BUDGET: Charity Definition Delayed
15 May 2013 at 11:35 am
It’s been confirmed in the Federal Budget that the proposed introduction of a statutory definition of charity has been deferred for another six months.
The Federal Government has announced a later start date for the 2011?12 Budget measure Not?for?profit sector reforms — introducing a statutory definition of 'charity'.
This measure will now take effect from 1 January 2014, rather than 1 July 2013 as originally announced.
The Treasurer Wayne Swan says this measure is estimated to have a small but unquantifiable cost to revenue over the forward estimates period.
“The new start date will provide time for the Australian Charities and Not-for-profits Commission to develop guidance for charities regarding the definition.

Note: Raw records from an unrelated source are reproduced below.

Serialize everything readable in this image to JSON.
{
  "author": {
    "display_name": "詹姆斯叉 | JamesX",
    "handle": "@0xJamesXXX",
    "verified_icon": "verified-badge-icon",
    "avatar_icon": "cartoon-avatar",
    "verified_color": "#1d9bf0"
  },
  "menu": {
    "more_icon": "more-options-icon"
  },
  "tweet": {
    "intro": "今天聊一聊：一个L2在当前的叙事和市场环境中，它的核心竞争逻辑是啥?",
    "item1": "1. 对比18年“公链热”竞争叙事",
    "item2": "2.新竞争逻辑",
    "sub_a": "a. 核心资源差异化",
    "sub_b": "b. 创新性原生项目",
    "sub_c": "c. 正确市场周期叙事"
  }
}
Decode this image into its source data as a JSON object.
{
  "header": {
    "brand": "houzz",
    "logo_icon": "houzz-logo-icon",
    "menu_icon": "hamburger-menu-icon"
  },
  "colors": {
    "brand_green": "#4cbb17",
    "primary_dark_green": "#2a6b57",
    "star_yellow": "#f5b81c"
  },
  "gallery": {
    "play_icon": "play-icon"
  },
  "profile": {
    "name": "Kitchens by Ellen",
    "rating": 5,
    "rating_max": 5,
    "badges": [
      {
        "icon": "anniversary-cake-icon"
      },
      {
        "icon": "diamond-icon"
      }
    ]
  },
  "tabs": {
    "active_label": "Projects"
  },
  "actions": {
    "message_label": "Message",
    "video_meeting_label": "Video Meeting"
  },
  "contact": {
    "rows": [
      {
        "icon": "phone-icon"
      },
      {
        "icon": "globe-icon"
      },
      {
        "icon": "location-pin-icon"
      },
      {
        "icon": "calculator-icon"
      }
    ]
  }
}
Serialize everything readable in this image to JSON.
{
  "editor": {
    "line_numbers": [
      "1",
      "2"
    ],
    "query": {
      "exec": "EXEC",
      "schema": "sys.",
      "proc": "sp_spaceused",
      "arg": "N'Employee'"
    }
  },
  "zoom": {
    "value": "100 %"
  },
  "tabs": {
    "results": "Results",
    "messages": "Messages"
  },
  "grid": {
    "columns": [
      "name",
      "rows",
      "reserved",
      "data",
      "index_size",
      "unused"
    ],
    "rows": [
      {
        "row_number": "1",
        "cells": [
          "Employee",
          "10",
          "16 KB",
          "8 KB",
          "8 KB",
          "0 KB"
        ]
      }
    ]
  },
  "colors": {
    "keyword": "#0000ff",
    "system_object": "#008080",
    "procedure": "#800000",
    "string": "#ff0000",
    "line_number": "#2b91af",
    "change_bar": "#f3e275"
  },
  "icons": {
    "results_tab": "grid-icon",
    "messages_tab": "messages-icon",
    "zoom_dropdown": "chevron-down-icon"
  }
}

“The proposed statutory definition of charity preserves common law principles and provides greater clarity and certainty about the meaning of 'charity' and 'charitable purpose',” he said.
The Community Council of Australia says it’s not surprising that the new Definition of Charity legislation has been delayed along with consideration of changes to Fringe Benefit Tax and other tax concessions.
“Any new government reform requiring significant consultation was always going to be difficult to manage this late into the election cycle. The challenge for the current Government is not so much driving more reform, but consolidating changes and selling the benefits of the significant reforms they have already committed to,” CCA CEO, David Crosbie said.
“This is not an easy task given an electorate that seems to have developed a tin ear for political messaging.
“CCA believes that there is now real scope to drive the Not for Profit reform agenda as part of the election agenda, but clearly, there is a very limited appetite for new reforms in what remains of this term of government,” he said.
In April the Federal Government released the long awaited exposure draft legislation for a statutory definition of 'charity' in Australia preserving the common law definition of charity, including the presumption of public benefit for certain charitable purposes.
It also incorporates recent court decisions, such as Aid/Watch Incorporated v Federal Commissioner of Taxation, which extended the circumstances in which a charity may advance public debate.
The Budget Paper No.2 is available at http://www.budget.gov.au/2013-